VAGELOS COLLEGE OF PHYSICIANS AND SURGEONS
Michael Compton, MD, Psychiatry: $2,713,489 over four years from the National Institute of Mental Health for "A Randomized, Controlled Trial of Crisis Intervention Team (CIT) Mental Health Training for Police Officers."
Nancy Green, MD, Pediatrics: $263,001 over five years for a subaward from the National Institute of Diabetes and Digestive and Kidney Diseases for "New York Consortium for Interdisciplinary Training in Kidney, Urological and Hematological Research (NYC Train KUHR) - Professional Development Core."
Hans-Ulrich Klein, PhD, Neurology: $798,897 over five years for a subaward from the National Institute on Aging for "Identifying proteins providing motor resilience to ADRD pathologies and degeneration in older adults."
Carrie Shawber, PhD, Obstetrics & Gynecology: $2,476,780 over four years from the National Heart, Lung, and Blood Institute for "Protein homeostasis dysfunction in LM and VM pathobiology and therapeutic responses."
Harris Wang, PhD, Systems Biology, and Samuel Sternberg, PhD, Biochemistry & Molecular Biophysics: $1,499,999 over five years for a subaward from the Army Research Office for "CHARMME: Center for Harnessing Microbiota from Military Environments."
Howard Worman, MD, Medicine: $325,575 over two years from Cytokinetics for "Determine whether NAD+ boosting can improve hemodynamic endpoints in a mouse model of Emery Dreifuss muscular dystrophy and dilated cardiomyopathy."
MAILMAN SCHOOL OF PUBLIC HEALTH
Salim Abdool Karim, PhD, Epidemiology, received an honorary doctorate from the Durban University of Technology’s faculty of health and sciences.
SOCIAL MEDIA SNAPSHOT
IN THE NEWS HIGHLIGHTS
The Wall Street Journal
How We Age—and How Scientists Are Working to Turn Back the Clock

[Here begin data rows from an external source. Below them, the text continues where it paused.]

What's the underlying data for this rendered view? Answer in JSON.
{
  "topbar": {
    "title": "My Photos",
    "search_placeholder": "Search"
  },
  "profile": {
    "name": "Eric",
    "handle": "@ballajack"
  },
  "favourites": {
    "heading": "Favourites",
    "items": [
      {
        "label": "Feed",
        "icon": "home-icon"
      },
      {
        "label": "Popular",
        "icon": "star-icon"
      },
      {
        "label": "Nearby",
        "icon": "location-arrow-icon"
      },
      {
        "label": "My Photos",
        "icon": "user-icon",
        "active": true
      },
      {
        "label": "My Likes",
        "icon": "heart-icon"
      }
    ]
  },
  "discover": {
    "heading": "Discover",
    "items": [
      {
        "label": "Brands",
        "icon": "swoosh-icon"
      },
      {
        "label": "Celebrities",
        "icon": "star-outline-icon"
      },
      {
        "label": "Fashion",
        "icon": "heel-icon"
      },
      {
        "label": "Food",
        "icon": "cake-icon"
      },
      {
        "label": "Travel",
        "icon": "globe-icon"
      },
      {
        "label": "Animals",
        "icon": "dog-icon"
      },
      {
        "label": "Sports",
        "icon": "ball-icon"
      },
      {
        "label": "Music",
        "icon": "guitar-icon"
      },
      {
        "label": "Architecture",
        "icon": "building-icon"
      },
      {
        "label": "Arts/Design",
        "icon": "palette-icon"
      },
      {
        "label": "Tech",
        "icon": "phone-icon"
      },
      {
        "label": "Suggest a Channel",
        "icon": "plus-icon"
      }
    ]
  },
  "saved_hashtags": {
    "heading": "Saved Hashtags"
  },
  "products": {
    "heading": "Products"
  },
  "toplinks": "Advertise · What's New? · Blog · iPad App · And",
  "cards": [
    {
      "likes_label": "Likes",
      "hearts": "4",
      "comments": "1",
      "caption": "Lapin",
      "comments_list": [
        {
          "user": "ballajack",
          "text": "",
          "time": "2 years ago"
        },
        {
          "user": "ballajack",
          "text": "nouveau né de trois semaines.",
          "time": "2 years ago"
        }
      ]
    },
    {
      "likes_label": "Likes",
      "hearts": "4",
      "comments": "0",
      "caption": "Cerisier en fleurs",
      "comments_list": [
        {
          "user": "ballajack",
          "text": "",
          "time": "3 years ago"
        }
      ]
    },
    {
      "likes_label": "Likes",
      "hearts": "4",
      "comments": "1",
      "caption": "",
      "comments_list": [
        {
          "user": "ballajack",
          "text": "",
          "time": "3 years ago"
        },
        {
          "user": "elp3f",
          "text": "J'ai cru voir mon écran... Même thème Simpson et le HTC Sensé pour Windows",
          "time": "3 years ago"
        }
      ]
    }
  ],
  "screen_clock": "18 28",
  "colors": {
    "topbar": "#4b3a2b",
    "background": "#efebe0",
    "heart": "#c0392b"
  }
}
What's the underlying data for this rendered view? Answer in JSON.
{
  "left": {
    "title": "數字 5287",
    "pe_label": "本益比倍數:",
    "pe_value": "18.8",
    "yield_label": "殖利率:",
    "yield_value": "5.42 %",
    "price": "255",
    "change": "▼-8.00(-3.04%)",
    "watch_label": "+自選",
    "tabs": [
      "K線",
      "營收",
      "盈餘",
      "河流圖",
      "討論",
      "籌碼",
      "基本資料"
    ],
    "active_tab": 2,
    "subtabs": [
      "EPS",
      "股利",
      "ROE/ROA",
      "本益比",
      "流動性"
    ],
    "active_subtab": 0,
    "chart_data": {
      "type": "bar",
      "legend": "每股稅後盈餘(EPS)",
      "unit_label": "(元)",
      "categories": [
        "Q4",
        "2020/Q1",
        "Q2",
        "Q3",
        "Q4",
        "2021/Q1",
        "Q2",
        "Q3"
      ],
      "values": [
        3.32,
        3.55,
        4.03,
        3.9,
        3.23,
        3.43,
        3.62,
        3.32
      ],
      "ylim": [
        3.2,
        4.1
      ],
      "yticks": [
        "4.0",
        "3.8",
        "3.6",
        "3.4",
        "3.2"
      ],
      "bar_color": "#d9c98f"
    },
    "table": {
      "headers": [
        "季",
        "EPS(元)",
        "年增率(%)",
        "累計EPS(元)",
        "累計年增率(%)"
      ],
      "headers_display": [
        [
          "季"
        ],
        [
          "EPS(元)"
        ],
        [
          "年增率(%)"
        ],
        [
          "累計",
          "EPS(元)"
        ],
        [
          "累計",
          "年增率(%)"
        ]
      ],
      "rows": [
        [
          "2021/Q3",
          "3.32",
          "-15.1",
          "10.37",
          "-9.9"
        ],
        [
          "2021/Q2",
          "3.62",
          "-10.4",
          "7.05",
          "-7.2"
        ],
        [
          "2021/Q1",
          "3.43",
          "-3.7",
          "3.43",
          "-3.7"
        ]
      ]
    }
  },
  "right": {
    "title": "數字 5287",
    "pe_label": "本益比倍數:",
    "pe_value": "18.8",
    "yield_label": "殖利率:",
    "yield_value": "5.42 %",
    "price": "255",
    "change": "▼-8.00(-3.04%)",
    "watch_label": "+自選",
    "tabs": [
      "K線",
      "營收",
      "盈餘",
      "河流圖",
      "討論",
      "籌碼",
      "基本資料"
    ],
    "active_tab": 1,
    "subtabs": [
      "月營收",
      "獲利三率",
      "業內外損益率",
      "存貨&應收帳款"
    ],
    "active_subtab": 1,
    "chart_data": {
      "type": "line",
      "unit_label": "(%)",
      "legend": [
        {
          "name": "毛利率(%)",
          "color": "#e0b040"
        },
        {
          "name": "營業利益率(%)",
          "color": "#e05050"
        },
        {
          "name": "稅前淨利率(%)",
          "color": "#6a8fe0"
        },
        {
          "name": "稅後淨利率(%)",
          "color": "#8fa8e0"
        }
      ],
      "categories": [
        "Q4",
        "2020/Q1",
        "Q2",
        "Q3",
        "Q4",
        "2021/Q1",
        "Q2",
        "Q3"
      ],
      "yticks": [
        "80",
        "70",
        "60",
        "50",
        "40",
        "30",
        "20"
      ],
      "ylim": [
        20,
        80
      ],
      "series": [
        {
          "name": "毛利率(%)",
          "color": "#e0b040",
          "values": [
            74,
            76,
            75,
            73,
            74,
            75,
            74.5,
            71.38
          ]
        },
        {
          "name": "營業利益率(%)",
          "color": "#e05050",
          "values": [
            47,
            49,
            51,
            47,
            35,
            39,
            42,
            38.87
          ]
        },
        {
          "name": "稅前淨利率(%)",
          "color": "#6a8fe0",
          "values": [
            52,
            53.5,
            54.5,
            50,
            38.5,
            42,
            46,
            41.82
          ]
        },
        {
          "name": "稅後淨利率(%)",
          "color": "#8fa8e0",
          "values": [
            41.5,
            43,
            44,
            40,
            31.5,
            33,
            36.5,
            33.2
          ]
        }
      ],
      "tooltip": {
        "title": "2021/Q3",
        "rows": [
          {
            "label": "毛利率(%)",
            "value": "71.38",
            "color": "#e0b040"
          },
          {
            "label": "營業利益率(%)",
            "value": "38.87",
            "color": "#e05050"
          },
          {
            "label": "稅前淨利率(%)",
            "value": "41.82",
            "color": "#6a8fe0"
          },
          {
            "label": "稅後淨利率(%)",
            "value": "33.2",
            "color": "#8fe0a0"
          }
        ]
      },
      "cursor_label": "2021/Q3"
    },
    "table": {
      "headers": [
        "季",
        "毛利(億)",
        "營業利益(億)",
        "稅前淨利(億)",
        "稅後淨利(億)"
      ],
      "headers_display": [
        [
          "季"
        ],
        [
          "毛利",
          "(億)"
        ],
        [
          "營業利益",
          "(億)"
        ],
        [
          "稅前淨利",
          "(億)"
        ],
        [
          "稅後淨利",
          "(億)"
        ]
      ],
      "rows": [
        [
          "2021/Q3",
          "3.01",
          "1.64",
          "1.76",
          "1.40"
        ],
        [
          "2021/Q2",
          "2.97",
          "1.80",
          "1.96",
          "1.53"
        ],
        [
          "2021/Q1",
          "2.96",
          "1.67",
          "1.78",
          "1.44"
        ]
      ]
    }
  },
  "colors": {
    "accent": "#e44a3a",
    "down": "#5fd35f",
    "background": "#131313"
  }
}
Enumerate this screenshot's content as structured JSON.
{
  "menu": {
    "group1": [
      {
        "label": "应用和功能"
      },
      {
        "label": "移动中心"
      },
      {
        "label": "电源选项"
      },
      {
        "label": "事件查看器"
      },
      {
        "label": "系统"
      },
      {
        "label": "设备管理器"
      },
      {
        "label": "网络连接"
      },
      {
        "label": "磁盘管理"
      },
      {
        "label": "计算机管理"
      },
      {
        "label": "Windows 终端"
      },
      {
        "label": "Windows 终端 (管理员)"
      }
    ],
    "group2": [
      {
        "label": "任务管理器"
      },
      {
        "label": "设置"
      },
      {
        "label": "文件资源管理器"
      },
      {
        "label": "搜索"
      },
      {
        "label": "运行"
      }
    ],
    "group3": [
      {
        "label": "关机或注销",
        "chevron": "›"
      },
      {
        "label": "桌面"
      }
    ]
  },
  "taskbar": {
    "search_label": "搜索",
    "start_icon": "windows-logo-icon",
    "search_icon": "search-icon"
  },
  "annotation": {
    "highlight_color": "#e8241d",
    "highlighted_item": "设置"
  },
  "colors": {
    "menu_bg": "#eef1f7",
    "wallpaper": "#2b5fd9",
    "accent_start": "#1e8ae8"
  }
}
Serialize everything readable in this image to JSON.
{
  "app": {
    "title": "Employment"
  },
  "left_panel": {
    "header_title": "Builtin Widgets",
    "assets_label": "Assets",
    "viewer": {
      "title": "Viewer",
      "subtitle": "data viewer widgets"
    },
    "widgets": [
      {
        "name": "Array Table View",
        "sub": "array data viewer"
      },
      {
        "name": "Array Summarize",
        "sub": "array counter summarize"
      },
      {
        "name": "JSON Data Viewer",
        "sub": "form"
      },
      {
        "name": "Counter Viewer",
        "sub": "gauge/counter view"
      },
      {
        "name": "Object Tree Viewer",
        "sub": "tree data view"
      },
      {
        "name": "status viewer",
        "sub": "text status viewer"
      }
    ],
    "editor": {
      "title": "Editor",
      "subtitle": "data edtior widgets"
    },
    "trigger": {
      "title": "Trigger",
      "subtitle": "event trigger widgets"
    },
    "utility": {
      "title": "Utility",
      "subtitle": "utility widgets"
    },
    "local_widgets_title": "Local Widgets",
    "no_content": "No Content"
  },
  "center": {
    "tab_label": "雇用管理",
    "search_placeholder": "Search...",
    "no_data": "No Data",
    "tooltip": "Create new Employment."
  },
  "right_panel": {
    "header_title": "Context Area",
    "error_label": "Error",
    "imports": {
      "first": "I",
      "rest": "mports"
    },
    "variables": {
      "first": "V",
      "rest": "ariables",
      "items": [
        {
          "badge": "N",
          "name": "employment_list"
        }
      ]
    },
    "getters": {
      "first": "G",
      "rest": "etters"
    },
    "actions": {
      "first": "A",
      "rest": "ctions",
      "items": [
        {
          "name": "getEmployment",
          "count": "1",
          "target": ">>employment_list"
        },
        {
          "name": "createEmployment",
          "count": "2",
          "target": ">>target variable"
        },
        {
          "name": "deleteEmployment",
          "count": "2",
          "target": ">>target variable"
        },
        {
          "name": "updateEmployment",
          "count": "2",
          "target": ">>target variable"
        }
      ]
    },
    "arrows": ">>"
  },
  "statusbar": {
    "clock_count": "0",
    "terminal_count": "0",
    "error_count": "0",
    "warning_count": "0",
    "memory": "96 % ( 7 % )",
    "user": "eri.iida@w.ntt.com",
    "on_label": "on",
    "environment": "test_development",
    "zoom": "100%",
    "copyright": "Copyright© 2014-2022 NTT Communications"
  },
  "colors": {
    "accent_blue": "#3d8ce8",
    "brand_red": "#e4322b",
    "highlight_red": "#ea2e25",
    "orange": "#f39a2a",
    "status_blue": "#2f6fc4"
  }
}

Aug 26, 2023 - The Dog Aging Project, headquartered at the University of Washington, is testing whether rapamycin can extend lifespan in pet dogs. AgelessRx and researchers at Columbia University are among the groups helping to develop clinical trials to test rapamycin’s antiaging potential in people.
The Washington Post
Fruit and Vegetable ‘Prescriptions’ May Lead to Better Heart Health
Aug 29, 2023 - Mitchell S.V. Elkind, the American Heart Association’s chief clinical science officer and a professor of neurology and epidemiology at Columbia University, called the study “a wonderful analysis” that suggests there are benefits to prescription produce programs. But researchers need to conduct a randomized trial, “just like you would do for a drug,” he said.
Marijuana Users Have More Heavy Metals in Their Bodies
Users of marijuana had statistically higher levels of lead and cadmium in their blood and urine than people who do not use weed, a new study found. “Compared to non-users, marijuana users had 27% higher levels of lead in their blood, and 21% higher levels in their urine,” said lead author Tiffany Sanchez, an assistant professor of environmental health sciences at Columbia University Mailman School of Public Health in New York City.